[Dataset rows describing interfaces]
********************

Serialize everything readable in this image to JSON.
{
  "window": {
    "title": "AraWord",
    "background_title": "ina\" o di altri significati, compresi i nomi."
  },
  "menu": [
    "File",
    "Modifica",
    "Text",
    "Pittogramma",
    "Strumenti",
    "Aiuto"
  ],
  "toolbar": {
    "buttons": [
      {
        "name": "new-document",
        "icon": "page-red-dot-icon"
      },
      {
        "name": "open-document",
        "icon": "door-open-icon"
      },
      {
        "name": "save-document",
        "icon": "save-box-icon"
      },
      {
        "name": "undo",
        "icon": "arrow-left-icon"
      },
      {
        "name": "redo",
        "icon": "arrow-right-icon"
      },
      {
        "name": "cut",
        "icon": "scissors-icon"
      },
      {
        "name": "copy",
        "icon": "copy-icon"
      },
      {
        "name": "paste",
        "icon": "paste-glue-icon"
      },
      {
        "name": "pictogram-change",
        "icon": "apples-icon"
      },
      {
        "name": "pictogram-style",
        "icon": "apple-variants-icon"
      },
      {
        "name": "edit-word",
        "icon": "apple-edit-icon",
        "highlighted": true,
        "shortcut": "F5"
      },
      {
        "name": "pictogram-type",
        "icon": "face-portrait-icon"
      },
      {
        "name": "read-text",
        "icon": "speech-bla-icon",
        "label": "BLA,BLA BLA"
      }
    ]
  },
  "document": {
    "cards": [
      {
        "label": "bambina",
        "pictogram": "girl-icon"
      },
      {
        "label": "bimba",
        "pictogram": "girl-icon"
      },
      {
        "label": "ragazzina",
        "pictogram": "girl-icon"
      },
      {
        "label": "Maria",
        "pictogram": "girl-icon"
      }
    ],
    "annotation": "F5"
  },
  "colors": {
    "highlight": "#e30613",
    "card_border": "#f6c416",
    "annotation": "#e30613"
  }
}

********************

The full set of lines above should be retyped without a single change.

_Answer box_.
Serialize everything readable in this image to JSON.
{
  "window": {
    "title": "AraWord",
    "background_title": "ina\" o di altri significati, compresi i nomi."
  },
  "menu": [
    "File",
    "Modifica",
    "Text",
    "Pittogramma",
    "Strumenti",
    "Aiuto"
  ],
  "toolbar": {
    "buttons": [
      {
        "name": "new-document",
        "icon": "page-red-dot-icon"
      },
      {
        "name": "open-document",
        "icon": "door-open-icon"
      },
      {
        "name": "save-document",
        "icon": "save-box-icon"
      },
      {
        "name": "undo",
        "icon": "arrow-left-icon"
      },
      {
        "name": "redo",
        "icon": "arrow-right-icon"
      },
      {
        "name": "cut",
        "icon": "scissors-icon"
      },
      {
        "name": "copy",
        "icon": "copy-icon"
      },
      {
        "name": "paste",
        "icon": "paste-glue-icon"
      },
      {
        "name": "pictogram-change",
        "icon": "apples-icon"
      },
      {
        "name": "pictogram-style",
        "icon": "apple-variants-icon"
      },
      {
        "name": "edit-word",
        "icon": "apple-edit-icon",
        "highlighted": true,
        "shortcut": "F5"
      },
      {
        "name": "pictogram-type",
        "icon": "face-portrait-icon"
      },
      {
        "name": "read-text",
        "icon": "speech-bla-icon",
        "label": "BLA,BLA BLA"
      }
    ]
  },
  "document": {
    "cards": [
      {
        "label": "bambina",
        "pictogram": "girl-icon"
      },
      {
        "label": "bimba",
        "pictogram": "girl-icon"
      },
      {
        "label": "ragazzina",
        "pictogram": "girl-icon"
      },
      {
        "label": "Maria",
        "pictogram": "girl-icon"
      }
    ],
    "annotation": "F5"
  },
  "colors": {
    "highlight": "#e30613",
    "card_border": "#f6c416",
    "annotation": "#e30613"
  }
}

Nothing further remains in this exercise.